By Melissa Hill, 9:00 am on

Compared to the height and weight of people one or two centuries ago, men, women and children today are taller and heavier. A number of researchers from around the world noticed that these physical characteristics have significantly increased in the last few decades. Oklahoma caregivers may wonder what this information means for their senior loved ones. Researchers from the Department of Internal Medicine IV, the Institute for Diabetes Research and Metabolic Diseases in Germany, and Harvard School of Public Health and Medical School united to explore height differences and how they may affect the risk of certain diseases. The following information is what they found.

Though adults have gotten considerably taller, children are now almost always taller than their parents. The greatest height increase was discovered in the Netherlands where researchers learned that Dutch males are now nearly eight inches taller compared to men 150 years ago. Suspiciously, people in the Netherlands also regularly consume more animal and dairy products than anywhere else in the world.

After extensively reviewing world population statistics, the teams discovered that height plays a significant role in determining the likelihood of developing certain disease processes, specifically cancer, cardiovascular disease and diabetes. Surprisingly, body mass and other usual factors have no significance in developing these diseases.
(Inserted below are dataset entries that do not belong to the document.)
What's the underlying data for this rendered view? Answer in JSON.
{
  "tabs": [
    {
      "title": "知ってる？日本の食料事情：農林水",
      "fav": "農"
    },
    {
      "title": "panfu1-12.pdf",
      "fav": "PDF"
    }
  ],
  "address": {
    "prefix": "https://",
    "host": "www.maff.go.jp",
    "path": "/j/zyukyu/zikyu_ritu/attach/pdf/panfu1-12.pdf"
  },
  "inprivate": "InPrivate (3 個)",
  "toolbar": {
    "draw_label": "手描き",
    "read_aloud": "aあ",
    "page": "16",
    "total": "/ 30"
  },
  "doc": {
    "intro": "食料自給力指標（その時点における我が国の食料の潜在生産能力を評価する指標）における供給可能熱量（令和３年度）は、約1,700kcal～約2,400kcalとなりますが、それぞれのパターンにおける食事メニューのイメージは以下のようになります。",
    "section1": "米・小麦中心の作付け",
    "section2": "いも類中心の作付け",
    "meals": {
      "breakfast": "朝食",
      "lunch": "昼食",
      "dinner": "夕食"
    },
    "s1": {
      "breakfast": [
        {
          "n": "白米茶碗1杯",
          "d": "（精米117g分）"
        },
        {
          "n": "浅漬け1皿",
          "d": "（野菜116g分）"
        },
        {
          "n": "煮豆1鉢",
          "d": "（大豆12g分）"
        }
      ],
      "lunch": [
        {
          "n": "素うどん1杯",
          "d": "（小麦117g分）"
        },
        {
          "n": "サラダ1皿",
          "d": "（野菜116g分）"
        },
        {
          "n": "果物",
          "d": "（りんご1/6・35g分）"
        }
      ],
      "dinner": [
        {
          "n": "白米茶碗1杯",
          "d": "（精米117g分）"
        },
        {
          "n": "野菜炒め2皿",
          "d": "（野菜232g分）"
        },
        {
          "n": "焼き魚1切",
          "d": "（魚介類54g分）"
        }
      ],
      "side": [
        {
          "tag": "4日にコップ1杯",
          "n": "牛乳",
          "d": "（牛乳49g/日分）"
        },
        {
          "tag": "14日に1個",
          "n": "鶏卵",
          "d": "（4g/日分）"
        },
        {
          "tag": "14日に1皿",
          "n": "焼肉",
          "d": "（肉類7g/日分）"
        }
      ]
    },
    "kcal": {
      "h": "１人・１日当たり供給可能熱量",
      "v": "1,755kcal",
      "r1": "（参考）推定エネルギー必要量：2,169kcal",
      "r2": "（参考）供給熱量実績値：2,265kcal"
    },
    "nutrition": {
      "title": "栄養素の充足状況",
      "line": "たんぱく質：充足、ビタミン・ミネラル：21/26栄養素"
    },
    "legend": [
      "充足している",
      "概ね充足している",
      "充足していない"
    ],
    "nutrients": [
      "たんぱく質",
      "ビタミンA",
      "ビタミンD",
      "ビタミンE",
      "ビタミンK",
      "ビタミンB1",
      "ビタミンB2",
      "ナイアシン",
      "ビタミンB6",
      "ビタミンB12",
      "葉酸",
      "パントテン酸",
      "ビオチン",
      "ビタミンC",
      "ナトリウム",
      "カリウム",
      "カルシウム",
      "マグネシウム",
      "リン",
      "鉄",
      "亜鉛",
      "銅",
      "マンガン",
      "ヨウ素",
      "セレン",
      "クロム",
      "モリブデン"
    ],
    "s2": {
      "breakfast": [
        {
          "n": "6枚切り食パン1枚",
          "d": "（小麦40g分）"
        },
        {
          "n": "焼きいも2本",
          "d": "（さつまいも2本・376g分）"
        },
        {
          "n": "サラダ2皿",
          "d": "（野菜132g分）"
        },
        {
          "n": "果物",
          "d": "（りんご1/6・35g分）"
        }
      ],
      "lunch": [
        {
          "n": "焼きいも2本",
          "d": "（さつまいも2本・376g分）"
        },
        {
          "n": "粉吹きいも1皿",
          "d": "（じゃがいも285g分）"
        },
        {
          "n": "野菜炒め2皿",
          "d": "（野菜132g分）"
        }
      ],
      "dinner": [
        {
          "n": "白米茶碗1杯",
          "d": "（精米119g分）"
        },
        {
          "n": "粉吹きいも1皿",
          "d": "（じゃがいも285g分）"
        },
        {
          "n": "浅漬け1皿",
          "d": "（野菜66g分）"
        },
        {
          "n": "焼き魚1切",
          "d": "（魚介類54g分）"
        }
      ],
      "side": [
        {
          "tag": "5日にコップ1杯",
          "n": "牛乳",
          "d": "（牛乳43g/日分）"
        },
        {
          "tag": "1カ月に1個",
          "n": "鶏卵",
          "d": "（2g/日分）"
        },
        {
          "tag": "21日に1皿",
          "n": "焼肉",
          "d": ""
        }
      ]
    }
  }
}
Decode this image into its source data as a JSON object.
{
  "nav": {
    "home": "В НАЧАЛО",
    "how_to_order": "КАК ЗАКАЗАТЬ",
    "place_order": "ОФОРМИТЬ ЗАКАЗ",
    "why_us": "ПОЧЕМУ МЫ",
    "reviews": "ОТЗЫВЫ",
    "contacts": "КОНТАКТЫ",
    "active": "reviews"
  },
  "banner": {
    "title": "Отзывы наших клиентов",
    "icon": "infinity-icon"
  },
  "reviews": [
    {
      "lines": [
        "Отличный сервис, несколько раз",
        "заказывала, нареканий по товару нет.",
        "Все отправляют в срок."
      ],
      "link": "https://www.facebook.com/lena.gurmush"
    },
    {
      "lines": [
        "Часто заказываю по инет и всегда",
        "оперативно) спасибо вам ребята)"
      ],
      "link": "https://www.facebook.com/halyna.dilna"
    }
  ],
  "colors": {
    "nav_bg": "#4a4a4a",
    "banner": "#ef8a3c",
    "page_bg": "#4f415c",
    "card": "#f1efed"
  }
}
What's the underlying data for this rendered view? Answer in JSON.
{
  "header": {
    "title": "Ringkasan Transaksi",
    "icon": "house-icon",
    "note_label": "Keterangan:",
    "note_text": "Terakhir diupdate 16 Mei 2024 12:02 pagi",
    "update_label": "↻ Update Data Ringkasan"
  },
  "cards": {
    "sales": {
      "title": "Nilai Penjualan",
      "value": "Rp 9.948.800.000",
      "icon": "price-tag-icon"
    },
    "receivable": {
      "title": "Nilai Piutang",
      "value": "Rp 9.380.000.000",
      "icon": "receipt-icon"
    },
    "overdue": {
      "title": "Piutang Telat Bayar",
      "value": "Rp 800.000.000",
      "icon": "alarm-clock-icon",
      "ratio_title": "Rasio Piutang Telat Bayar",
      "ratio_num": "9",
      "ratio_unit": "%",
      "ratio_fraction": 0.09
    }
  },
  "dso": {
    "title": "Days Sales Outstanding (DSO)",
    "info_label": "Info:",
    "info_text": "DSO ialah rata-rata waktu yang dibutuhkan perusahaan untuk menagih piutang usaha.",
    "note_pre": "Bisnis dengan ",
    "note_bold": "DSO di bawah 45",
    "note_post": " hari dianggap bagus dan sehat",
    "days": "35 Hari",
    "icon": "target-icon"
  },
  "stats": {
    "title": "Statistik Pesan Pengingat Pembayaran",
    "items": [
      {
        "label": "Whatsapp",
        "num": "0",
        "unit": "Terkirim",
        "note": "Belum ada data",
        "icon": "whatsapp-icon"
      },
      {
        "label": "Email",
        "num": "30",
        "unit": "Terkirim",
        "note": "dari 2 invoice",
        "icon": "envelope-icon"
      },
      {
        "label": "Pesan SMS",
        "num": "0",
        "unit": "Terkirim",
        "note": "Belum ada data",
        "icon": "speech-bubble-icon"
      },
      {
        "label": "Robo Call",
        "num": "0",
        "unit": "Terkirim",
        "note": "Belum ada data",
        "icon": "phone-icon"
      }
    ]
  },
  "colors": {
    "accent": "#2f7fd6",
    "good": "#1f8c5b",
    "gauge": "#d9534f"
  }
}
According to the studies, taller people have a reduced risk of developing cardiovascular disease and type 2 diabetes. In fact, data shows that for every 2.5 inches of height, the risk of dying from cardiovascular disease drops by six percent. The demographic also demonstrates greater insulin sensitivity combined with a lower fat content. On the other hand, tall individuals have a four percent greater chance of developing breast, colon, and skin cancers compared with shorter individuals.

Data leads the scientists to believe that tall people achieved their height by being hyper-nourished from diets rich in animal and dairy protein. The demographic also demonstrates greater insulin sensitivity combined with a lower fat content. The researchers believe that based on their findings, physicians may now monitor patients for specific diseases and disorders related to individual height and not risk factors.

Depending on your loved one’s height, his or her physician may be able to determine the likelihood of medical disorders such as cancer, diabetes, and cardiovascular disease. If your loved one was recently diagnosed with one of these diseases, he or she may benefit from live-in or hourly care in the comfort of home. Home Care Assistance of Oklahoma is a leading provider of flexible home care that promotes senior health, wellbeing, and independence. No matter what level of care your loved one requires, our trusted caregivers ensure those needs are met without compromising your senior parent or family member’s dignity and privacy. Contact us at 405-285-4191 today to learn more about how we can help your loved one.